Data records for software interfaces:
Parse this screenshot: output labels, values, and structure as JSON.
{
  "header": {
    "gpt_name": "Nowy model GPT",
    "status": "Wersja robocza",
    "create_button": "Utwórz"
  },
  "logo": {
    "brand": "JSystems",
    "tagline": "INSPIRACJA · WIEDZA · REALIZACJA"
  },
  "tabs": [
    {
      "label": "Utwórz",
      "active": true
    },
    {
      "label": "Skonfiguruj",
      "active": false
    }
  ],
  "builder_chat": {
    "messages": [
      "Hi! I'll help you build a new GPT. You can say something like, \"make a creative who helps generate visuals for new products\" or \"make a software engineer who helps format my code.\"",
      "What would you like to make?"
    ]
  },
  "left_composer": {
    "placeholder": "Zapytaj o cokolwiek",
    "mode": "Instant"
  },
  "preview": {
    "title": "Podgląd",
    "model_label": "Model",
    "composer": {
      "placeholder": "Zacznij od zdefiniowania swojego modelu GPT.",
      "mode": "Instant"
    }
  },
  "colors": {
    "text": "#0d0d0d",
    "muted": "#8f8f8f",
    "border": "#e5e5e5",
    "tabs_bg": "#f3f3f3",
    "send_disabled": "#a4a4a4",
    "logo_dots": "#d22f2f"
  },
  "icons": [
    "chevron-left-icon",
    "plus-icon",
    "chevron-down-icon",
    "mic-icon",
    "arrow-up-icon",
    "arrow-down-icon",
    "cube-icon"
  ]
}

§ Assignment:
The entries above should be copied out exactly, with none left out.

§ Exercise output:
Parse this screenshot: output labels, values, and structure as JSON.
{
  "header": {
    "gpt_name": "Nowy model GPT",
    "status": "Wersja robocza",
    "create_button": "Utwórz"
  },
  "logo": {
    "brand": "JSystems",
    "tagline": "INSPIRACJA · WIEDZA · REALIZACJA"
  },
  "tabs": [
    {
      "label": "Utwórz",
      "active": true
    },
    {
      "label": "Skonfiguruj",
      "active": false
    }
  ],
  "builder_chat": {
    "messages": [
      "Hi! I'll help you build a new GPT. You can say something like, \"make a creative who helps generate visuals for new products\" or \"make a software engineer who helps format my code.\"",
      "What would you like to make?"
    ]
  },
  "left_composer": {
    "placeholder": "Zapytaj o cokolwiek",
    "mode": "Instant"
  },
  "preview": {
    "title": "Podgląd",
    "model_label": "Model",
    "composer": {
      "placeholder": "Zacznij od zdefiniowania swojego modelu GPT.",
      "mode": "Instant"
    }
  },
  "colors": {
    "text": "#0d0d0d",
    "muted": "#8f8f8f",
    "border": "#e5e5e5",
    "tabs_bg": "#f3f3f3",
    "send_disabled": "#a4a4a4",
    "logo_dots": "#d22f2f"
  },
  "icons": [
    "chevron-left-icon",
    "plus-icon",
    "chevron-down-icon",
    "mic-icon",
    "arrow-up-icon",
    "arrow-down-icon",
    "cube-icon"
  ]
}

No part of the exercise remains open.